Hardy Hibiscus Plants for Sale Online
Hardy Hibiscus plants are native plants that are beginning to find their homes in American gardens. The hardy garden hibiscus or rose mallows are sun-loving perennial plants known for their huge flowers that can be as large as dinner plants. This is why some gardeners call them Dinner Plate Hibiscus.
Perennial hibiscus plants are great options for wet areas of the garden and rain gardens, as they are indigenous to wet areas and can often be seen growing at the edges of ponds, bogs, and wetland areas. Perennial hibiscus tolerates average garden soil equally as well and can also be grown in containers. They make a vivid color statement when used as the centerpiece in mixed containers.
When you ask people about hibiscus plants, the first thing that comes to mind is the tender ones that are often grown in patio pots or indoors. Hardy hibiscus produces much larger flowers than tropical varieties. Hardy hibiscus plants flower in midsummer and are a favorite nectar source for butterflies and hummingbirds. They are fast growers and emerge from dormancy rather late in the spring, but there's no need to worry as they will quickly fill the role in the landscape as a colorful showpiece.

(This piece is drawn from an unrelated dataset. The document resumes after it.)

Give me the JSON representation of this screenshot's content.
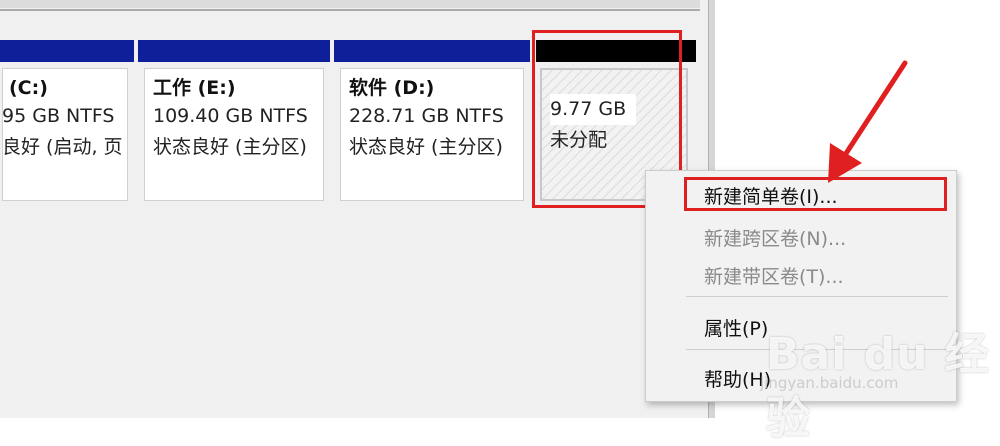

Growing Hardy Hibiscus in the Landscape
Hardy hibiscus plants will be the showpiece of your garden from summer through fall. Perennial hibiscus plants can be grown as far north as Zone 4 for some varieties. In the farther north areas, the hardy hibiscus will be one of the last plants in your garden to wake from their winter slumber.
We've heard from clients concerned that their hibiscus did not make it through the winter, only to hear back in a few days that the emerging shoot is now 8 inches tall. There's no need to worry about these stalwart and hardy perennials.
Where to Plant Hardy Hibiscus Plants in the Garden
Hardy Hibiscus plants love full sun and prefer moist, well-drained soil. Keeping hibiscus plants happy will result in larger flowers and lush foliage. Deadheading or removing the spent flowers will improve the plant's appearance and increase the re-blooming flowers.
Hibiscus plants blend well with other shorter plants that can be used to fill in the areas under this large plant. They remain upright, don't occupy much room at the base, and don't mind having plants around them. Peonies, Coneflowers, and Rudbeckia are good choices for companion planting.
Hardy Hibiscus plants are also very salt-tolerant. They can be planted near sea walls where the salt spray can be problematic. Hibiscus are also great candidates for planting near the road in areas with salt spread on the winter roads.
Pruning Hardy Hibiscus to Keep Them Compact
If you want to keep your perennial Hibiscus plants more compact, they can be pinched after they emerge in the spring. Pinch the shoots in half when they emerge from the ground and are about 10 inches tall. The pinch should be made just above a set of leaves; this improves branching. By doing this, the plant will yield more flowers and stay shorter.
If you are growing hardy hibiscus in containers, you can pinch them back 2 or 3 times before the End of June. Be careful to take no more than half of the stem and pinch just above a set of leaves. You will get fuller plants from multiple pinches. Pinching is not essential, and the plants will have fewer branches, but they will perform perfectly well.
Dead-heading Hardy Hibiscus Plants
Deadheading or removing the plant's spent flowers is easy and will help the plant continue to flower. Removing the old flowers also removes the developing seeds. Hardy Hibiscus can self-seed in the garden. This is generally not a huge problem unless the plants are being grown in a formal landscape. Generally speaking, if you're growing hibiscus in a wild area or rain garden, allowing them to self-seed is okay. Seedlings will not be true to name and, in most cases, won't resemble the parent. In our experience, most of the seedlings develop into red flowering plants. Birds adore the seeds and often visit the plant in the early winter to stock up on the remaining seeds.
Cutting Back Hardy Hibiscus Plants in the Winter
After the plants go dormant in the winter, they can be cut back to within a few inches of the ground. Hardy Hibiscus plants re-emerge from the crown or underground part of the plant. There's no benefit to allowing large portions of the stem to remain as the plant will not resprout on last year's stem. One thing to remember, though, is that leaving 12 inches of the stem can be a reminder that the plant is there. Since Hibiscus emerge from the ground so late, it is common for gardeners to forget they are there, so leaving the thickest part of the stem often reminds them.